(Page and application data records)
┏━━
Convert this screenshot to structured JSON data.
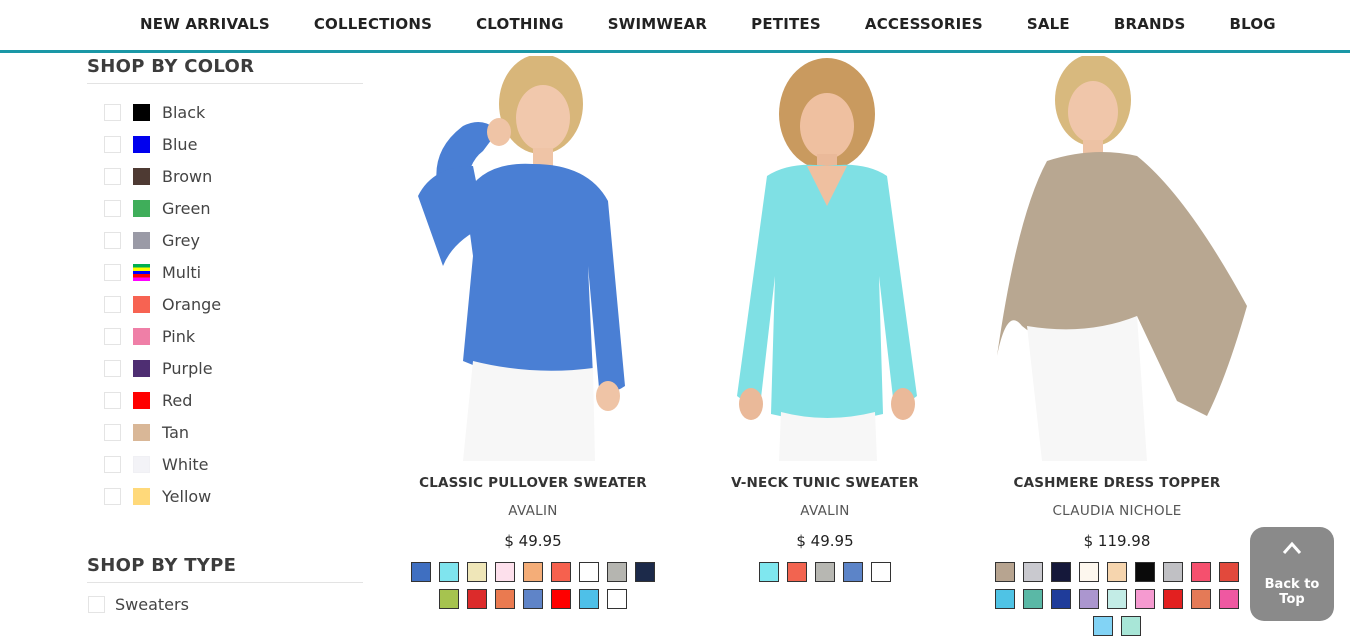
{
  "nav": {
    "items": [
      "NEW ARRIVALS",
      "COLLECTIONS",
      "CLOTHING",
      "SWIMWEAR",
      "PETITES",
      "ACCESSORIES",
      "SALE",
      "BRANDS",
      "BLOG"
    ]
  },
  "color_filter": {
    "title": "SHOP BY COLOR",
    "colors": [
      {
        "label": "Black",
        "hex": "#000000"
      },
      {
        "label": "Blue",
        "hex": "#0000ee"
      },
      {
        "label": "Brown",
        "hex": "#4e3a33"
      },
      {
        "label": "Green",
        "hex": "#3fae5a"
      },
      {
        "label": "Grey",
        "hex": "#9a9aa6"
      },
      {
        "label": "Multi",
        "hex": "multi"
      },
      {
        "label": "Orange",
        "hex": "#f76352"
      },
      {
        "label": "Pink",
        "hex": "#ef7fa7"
      },
      {
        "label": "Purple",
        "hex": "#4e2e72"
      },
      {
        "label": "Red",
        "hex": "#ff0000"
      },
      {
        "label": "Tan",
        "hex": "#d9b797"
      },
      {
        "label": "White",
        "hex": "#f3f3f7"
      },
      {
        "label": "Yellow",
        "hex": "#ffd97a"
      }
    ]
  },
  "type_filter": {
    "title": "SHOP BY TYPE",
    "types": [
      {
        "label": "Sweaters"
      }
    ]
  },
  "products": [
    {
      "name": "CLASSIC PULLOVER SWEATER",
      "brand": "AVALIN",
      "price": "$ 49.95",
      "garment_color": "#4a7fd4",
      "swatches": [
        "#3f6fc1",
        "#7fe4ee",
        "#efe6b8",
        "#fde0ec",
        "#f4ad78",
        "#f6614e",
        "#ffffff",
        "#b5b5b0",
        "#1c2a4a",
        "#a6c34f",
        "#dc2b2b",
        "#ea7a50",
        "#5f84c8",
        "#ff0000",
        "#4ec0e8",
        "#ffffff"
      ]
    },
    {
      "name": "V-NECK TUNIC SWEATER",
      "brand": "AVALIN",
      "price": "$ 49.95",
      "garment_color": "#7fe0e4",
      "swatches": [
        "#7fe7ef",
        "#f26450",
        "#b7b7b2",
        "#5c84c8",
        "#ffffff"
      ]
    },
    {
      "name": "CASHMERE DRESS TOPPER",
      "brand": "CLAUDIA NICHOLE",
      "price": "$ 119.98",
      "garment_color": "#b8a791",
      "swatches": [
        "#b7a490",
        "#c9c9cf",
        "#15183a",
        "#fdf7ee",
        "#f6d5ae",
        "#0a0a0a",
        "#c0c0c4",
        "#f5506e",
        "#e2493c",
        "#4fc3e5",
        "#5ab8a6",
        "#1f3c9a",
        "#ab96cf",
        "#c3ece6",
        "#f59ad0",
        "#e32020",
        "#e47a57",
        "#ef58a1",
        "#82d3f5",
        "#a8e6d7"
      ]
    }
  ],
  "back_to_top": {
    "label": "Back to Top"
  }
}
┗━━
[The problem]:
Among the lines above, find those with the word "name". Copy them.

[Response for this exercise]:
      "name": "CLASSIC PULLOVER SWEATER",
      "name": "V-NECK TUNIC SWEATER",
      "name": "CASHMERE DRESS TOPPER",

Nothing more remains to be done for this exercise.